[[ DATA FOR THIS EXERCISE, beginning ]]
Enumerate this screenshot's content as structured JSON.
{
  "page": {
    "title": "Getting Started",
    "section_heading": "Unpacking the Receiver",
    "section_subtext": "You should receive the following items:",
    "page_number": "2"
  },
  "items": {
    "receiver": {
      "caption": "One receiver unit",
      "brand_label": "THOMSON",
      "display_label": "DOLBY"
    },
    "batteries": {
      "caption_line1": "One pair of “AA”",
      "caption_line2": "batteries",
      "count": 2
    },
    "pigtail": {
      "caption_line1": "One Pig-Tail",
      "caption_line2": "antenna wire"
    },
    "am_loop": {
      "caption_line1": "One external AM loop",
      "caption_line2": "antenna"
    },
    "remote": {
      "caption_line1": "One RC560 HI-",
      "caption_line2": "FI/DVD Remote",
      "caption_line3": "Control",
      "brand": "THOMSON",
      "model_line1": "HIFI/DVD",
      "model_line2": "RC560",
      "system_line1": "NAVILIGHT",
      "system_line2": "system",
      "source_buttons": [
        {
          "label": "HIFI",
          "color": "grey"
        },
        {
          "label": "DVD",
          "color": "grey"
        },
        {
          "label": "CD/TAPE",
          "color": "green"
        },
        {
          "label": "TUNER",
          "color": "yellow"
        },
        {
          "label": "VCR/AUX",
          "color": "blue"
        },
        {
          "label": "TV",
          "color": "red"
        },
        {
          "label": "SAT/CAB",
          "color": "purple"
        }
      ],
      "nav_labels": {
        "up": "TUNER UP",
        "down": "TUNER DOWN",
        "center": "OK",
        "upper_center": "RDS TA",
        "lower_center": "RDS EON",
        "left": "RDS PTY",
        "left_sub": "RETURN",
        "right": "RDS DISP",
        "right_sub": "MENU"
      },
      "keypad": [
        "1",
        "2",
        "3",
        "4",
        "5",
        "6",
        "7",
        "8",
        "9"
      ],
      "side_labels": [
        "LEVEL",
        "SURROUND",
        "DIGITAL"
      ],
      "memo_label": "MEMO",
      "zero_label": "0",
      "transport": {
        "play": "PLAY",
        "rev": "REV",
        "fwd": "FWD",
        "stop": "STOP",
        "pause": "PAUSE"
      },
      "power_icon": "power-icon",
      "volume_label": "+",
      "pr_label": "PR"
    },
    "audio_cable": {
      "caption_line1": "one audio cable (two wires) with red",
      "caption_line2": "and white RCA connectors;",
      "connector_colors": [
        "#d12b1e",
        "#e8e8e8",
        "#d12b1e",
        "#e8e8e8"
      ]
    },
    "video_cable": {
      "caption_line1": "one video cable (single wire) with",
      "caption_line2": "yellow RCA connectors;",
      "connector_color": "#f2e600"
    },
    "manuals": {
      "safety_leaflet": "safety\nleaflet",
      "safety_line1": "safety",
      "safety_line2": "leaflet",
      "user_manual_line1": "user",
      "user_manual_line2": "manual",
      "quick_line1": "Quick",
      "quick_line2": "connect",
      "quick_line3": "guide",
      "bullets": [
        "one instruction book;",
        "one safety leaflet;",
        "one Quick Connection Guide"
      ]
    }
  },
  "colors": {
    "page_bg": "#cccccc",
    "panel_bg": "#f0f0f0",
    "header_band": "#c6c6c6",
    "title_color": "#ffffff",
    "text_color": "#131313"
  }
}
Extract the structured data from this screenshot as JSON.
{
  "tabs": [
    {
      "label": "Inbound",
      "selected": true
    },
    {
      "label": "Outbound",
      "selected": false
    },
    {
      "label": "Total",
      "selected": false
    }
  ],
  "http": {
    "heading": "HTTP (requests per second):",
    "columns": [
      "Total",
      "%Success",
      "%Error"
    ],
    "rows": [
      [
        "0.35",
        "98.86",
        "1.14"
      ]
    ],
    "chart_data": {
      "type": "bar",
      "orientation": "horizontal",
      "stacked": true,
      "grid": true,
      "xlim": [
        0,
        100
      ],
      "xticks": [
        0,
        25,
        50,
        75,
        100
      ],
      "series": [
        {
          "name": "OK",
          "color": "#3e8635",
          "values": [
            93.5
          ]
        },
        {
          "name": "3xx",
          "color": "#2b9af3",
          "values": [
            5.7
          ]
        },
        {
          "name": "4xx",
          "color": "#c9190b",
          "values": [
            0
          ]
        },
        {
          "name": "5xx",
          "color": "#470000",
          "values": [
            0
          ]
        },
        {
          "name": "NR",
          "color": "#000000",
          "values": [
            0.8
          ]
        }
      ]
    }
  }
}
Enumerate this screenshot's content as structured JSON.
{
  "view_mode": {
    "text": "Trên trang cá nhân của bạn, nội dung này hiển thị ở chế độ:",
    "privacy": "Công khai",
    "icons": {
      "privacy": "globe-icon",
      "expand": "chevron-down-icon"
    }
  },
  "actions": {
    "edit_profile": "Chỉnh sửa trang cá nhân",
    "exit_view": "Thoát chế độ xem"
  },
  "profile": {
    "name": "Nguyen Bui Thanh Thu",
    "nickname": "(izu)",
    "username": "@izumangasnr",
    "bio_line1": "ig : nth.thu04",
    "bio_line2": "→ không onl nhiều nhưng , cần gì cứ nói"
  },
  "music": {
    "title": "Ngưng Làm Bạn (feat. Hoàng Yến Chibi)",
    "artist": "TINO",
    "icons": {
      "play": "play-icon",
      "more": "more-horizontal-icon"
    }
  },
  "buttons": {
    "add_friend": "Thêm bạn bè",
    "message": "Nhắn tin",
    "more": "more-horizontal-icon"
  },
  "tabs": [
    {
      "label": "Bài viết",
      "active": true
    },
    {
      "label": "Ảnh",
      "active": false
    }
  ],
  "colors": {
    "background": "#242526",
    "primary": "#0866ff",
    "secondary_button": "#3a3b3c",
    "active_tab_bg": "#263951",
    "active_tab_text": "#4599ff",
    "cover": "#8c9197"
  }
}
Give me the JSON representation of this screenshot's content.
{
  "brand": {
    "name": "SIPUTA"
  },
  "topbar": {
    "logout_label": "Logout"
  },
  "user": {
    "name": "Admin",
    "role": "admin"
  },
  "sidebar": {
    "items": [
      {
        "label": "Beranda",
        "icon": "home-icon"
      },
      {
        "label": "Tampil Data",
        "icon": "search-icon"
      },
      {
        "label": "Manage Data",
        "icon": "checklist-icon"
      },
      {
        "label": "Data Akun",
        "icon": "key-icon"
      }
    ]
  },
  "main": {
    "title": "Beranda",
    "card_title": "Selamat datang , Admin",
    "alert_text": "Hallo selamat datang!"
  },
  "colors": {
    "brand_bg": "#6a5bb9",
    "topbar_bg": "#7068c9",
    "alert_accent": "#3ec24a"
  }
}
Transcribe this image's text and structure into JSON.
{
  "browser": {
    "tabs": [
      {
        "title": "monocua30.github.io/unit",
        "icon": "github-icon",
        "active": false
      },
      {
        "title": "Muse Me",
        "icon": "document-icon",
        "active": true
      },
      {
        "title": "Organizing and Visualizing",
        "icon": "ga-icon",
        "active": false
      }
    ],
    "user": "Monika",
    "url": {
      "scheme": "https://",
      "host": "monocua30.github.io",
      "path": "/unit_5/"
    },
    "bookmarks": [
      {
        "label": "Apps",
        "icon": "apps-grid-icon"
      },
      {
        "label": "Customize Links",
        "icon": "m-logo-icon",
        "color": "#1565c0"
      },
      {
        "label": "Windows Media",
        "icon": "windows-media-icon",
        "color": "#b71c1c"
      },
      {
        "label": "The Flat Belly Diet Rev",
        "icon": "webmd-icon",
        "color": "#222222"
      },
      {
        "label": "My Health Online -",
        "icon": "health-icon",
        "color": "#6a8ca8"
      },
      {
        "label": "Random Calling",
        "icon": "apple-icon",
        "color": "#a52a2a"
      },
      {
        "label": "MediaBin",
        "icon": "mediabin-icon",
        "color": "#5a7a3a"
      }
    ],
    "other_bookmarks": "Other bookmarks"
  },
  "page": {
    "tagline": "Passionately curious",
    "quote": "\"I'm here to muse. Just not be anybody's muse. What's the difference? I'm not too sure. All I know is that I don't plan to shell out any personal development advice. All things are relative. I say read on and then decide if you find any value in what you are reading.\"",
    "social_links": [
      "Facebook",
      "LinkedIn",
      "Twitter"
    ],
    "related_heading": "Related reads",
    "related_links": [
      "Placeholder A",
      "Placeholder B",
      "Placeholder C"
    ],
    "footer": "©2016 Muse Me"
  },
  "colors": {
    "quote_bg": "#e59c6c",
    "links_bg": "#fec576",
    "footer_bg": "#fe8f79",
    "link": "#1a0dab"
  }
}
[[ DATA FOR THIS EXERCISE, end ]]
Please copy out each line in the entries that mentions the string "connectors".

» RESULT OF THIS EXERCISE
      "caption_line2": "and white RCA connectors;",
      "caption_line2": "yellow RCA connectors;",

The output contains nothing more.